+++ Records supplied

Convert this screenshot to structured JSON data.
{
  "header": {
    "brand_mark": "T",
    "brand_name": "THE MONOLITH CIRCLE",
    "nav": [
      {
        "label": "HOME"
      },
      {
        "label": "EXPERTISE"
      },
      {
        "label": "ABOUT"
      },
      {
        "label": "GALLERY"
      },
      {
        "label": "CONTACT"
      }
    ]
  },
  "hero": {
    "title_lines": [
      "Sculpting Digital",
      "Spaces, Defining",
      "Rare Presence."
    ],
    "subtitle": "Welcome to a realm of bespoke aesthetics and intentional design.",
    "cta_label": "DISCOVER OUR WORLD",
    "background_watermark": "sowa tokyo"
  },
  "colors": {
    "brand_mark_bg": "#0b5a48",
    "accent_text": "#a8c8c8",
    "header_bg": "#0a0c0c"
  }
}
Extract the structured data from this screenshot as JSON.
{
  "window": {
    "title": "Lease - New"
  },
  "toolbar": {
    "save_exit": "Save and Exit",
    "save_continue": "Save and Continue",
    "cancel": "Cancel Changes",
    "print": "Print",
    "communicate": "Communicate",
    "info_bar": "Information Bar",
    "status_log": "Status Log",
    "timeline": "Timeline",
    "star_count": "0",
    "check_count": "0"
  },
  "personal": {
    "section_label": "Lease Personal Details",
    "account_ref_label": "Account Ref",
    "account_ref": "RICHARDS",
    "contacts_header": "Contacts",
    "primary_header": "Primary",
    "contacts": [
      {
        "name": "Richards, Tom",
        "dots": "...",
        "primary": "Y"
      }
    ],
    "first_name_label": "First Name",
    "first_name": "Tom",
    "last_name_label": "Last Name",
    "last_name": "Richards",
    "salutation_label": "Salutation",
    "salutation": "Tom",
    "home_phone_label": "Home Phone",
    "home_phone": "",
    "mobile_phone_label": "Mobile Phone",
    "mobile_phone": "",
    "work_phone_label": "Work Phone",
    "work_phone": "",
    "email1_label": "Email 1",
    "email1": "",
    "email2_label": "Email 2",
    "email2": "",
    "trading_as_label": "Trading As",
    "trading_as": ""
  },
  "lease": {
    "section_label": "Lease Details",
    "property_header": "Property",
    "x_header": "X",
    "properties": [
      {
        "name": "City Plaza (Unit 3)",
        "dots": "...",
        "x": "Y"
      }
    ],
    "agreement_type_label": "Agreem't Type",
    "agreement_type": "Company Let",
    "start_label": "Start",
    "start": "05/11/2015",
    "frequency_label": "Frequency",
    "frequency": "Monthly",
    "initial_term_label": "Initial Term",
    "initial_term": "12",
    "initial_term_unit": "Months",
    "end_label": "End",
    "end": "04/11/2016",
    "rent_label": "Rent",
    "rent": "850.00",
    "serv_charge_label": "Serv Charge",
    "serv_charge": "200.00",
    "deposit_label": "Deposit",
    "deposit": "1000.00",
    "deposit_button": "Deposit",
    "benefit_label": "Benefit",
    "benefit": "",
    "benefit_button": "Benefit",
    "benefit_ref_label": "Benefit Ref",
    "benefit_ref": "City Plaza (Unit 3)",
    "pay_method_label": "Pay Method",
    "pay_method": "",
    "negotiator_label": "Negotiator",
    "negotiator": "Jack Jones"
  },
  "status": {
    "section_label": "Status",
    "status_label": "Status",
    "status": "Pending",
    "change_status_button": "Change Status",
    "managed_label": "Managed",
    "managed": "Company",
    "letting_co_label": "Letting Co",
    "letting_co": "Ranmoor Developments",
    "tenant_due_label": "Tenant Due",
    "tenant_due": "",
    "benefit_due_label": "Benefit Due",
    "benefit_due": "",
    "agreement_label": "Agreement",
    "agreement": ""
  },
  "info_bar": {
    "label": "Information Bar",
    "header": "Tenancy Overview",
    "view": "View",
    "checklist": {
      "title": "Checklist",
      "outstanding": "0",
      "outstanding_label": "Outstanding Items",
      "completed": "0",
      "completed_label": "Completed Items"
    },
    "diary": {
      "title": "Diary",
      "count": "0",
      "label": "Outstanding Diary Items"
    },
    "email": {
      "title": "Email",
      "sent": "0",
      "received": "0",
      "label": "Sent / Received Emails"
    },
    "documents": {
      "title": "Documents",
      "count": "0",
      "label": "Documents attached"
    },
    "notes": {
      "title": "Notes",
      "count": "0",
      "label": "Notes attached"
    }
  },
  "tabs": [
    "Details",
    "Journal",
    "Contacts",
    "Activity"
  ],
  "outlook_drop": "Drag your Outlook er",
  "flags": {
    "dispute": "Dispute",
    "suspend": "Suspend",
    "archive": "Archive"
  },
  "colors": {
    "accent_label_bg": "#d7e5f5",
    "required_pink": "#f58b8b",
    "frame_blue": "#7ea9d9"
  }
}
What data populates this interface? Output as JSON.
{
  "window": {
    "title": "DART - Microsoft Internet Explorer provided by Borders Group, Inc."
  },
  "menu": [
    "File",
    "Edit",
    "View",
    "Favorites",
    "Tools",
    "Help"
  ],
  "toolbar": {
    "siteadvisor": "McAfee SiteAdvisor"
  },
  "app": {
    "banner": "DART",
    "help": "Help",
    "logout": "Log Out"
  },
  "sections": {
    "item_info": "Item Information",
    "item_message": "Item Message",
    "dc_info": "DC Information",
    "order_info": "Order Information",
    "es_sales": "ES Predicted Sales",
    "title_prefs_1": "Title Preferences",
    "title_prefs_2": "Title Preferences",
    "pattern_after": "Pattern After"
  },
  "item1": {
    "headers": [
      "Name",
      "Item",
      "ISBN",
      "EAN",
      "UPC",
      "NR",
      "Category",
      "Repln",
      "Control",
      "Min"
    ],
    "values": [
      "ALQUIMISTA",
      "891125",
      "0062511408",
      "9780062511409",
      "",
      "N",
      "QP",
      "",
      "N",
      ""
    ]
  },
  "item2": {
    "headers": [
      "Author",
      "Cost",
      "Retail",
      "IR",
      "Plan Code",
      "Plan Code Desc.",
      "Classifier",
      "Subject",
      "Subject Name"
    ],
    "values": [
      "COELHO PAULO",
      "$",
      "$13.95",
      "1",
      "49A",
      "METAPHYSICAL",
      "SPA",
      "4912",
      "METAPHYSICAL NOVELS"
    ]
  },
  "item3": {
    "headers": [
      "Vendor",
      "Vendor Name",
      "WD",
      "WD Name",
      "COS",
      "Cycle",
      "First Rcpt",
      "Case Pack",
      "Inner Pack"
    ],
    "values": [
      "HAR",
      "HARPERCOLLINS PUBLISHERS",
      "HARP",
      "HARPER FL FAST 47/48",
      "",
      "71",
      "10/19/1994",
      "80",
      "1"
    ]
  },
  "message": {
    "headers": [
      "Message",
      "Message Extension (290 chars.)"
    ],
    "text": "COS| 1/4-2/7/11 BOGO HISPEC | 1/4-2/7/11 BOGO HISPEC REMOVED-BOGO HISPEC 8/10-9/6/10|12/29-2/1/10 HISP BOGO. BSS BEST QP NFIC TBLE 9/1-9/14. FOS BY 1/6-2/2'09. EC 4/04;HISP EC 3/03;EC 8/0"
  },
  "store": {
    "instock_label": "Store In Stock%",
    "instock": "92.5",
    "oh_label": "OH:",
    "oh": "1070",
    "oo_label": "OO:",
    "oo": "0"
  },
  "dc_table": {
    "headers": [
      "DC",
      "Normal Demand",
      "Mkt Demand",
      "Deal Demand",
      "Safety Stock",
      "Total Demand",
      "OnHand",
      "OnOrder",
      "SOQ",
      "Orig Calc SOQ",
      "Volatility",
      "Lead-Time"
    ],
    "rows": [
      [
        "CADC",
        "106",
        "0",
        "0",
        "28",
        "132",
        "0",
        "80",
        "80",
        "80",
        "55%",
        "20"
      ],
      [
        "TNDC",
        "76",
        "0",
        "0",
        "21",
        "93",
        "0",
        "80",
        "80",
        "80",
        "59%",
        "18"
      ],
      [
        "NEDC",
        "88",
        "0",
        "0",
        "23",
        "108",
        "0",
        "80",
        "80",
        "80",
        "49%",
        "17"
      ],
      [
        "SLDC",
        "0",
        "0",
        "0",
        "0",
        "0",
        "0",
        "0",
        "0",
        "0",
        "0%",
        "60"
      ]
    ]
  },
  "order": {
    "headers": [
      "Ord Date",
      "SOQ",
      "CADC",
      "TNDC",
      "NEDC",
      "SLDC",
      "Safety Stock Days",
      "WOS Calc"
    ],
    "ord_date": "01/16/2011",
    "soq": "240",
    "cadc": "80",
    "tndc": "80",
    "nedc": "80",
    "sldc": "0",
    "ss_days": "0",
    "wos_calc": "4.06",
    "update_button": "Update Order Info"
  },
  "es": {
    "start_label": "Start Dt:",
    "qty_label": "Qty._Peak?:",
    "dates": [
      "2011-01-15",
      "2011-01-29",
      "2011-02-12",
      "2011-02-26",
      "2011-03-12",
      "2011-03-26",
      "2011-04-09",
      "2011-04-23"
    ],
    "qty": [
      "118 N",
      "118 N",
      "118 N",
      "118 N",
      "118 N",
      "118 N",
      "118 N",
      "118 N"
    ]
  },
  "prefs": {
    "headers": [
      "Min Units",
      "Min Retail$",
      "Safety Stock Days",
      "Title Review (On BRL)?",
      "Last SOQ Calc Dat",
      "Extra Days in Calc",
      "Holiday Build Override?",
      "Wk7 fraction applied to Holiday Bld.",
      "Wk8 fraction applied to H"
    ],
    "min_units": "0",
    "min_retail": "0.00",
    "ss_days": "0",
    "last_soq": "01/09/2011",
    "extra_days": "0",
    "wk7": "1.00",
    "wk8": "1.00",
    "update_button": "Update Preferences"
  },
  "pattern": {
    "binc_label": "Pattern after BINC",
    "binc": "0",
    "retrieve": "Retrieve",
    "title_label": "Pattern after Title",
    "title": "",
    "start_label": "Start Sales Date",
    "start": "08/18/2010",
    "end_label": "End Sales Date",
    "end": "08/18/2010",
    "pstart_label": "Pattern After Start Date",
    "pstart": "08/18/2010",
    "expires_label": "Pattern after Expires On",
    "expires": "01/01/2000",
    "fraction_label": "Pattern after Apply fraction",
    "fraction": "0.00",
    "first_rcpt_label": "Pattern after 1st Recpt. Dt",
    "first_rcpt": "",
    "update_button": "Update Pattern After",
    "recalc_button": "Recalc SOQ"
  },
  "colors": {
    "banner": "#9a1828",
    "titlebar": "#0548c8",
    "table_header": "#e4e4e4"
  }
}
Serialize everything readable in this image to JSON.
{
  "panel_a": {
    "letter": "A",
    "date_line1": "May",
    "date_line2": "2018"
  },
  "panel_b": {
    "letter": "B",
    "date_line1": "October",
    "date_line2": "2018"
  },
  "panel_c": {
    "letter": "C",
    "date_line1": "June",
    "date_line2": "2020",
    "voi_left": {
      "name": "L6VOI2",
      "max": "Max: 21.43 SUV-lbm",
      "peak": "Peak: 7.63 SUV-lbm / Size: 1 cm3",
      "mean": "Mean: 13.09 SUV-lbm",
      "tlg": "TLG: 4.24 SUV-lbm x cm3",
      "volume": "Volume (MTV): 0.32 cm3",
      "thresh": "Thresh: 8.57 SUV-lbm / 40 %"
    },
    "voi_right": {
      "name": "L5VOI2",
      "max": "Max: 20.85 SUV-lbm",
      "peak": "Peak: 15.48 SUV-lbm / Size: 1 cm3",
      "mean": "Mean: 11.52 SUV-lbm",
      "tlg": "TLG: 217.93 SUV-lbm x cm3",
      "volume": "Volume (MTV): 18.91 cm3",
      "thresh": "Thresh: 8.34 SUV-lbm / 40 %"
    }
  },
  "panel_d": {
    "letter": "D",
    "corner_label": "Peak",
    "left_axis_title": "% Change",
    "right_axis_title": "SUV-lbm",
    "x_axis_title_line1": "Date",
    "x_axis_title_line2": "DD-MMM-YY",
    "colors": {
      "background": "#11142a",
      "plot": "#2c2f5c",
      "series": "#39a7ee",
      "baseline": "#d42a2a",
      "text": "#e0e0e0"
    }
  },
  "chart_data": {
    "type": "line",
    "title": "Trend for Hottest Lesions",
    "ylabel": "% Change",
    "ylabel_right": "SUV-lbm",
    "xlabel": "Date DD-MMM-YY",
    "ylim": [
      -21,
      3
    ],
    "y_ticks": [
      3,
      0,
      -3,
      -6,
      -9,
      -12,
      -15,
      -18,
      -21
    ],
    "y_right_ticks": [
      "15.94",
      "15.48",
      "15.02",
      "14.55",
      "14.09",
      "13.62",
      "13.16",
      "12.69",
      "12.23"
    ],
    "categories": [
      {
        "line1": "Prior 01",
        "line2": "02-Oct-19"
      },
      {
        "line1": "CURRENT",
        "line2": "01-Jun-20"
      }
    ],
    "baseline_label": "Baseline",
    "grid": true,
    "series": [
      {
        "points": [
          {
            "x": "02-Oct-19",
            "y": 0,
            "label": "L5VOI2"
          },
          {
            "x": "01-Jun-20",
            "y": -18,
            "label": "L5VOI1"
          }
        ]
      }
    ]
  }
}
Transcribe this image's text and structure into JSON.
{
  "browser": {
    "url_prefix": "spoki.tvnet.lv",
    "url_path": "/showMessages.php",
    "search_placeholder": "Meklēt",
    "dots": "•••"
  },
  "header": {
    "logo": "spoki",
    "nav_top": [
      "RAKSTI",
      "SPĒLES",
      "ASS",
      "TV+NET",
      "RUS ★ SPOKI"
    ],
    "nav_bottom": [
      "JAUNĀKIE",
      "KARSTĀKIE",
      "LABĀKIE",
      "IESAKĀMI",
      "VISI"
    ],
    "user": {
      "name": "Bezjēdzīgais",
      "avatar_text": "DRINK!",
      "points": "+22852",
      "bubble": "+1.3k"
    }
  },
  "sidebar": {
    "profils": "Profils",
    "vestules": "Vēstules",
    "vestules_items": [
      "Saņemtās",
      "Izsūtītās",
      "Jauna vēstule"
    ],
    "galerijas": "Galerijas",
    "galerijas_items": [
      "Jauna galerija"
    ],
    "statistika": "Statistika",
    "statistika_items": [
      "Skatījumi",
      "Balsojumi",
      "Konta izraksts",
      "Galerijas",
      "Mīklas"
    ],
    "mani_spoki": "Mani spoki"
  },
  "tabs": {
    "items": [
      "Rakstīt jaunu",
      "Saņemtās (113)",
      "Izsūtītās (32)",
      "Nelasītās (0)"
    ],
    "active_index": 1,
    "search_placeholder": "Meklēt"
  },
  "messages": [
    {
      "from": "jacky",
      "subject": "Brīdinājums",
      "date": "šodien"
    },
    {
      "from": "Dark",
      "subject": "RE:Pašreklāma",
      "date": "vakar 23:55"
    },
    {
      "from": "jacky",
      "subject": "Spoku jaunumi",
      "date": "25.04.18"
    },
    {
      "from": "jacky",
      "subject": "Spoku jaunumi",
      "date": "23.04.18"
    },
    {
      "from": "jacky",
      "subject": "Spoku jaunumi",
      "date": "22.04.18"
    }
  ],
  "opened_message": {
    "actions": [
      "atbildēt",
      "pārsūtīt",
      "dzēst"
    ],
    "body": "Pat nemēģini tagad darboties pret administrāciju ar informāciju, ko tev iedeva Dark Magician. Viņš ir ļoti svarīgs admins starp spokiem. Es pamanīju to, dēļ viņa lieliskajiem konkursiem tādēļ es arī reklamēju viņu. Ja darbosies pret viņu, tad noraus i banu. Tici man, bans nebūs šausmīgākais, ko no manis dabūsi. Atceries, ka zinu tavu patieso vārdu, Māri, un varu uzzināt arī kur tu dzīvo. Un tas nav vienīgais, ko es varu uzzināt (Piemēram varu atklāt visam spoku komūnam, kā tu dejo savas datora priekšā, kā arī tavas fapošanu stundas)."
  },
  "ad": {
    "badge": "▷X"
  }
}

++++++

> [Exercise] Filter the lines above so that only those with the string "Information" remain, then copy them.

> [Exercise answer]
    "info_bar": "Information Bar",
    "label": "Information Bar",
    "item_info": "Item Information",
    "dc_info": "DC Information",
    "order_info": "Order Information",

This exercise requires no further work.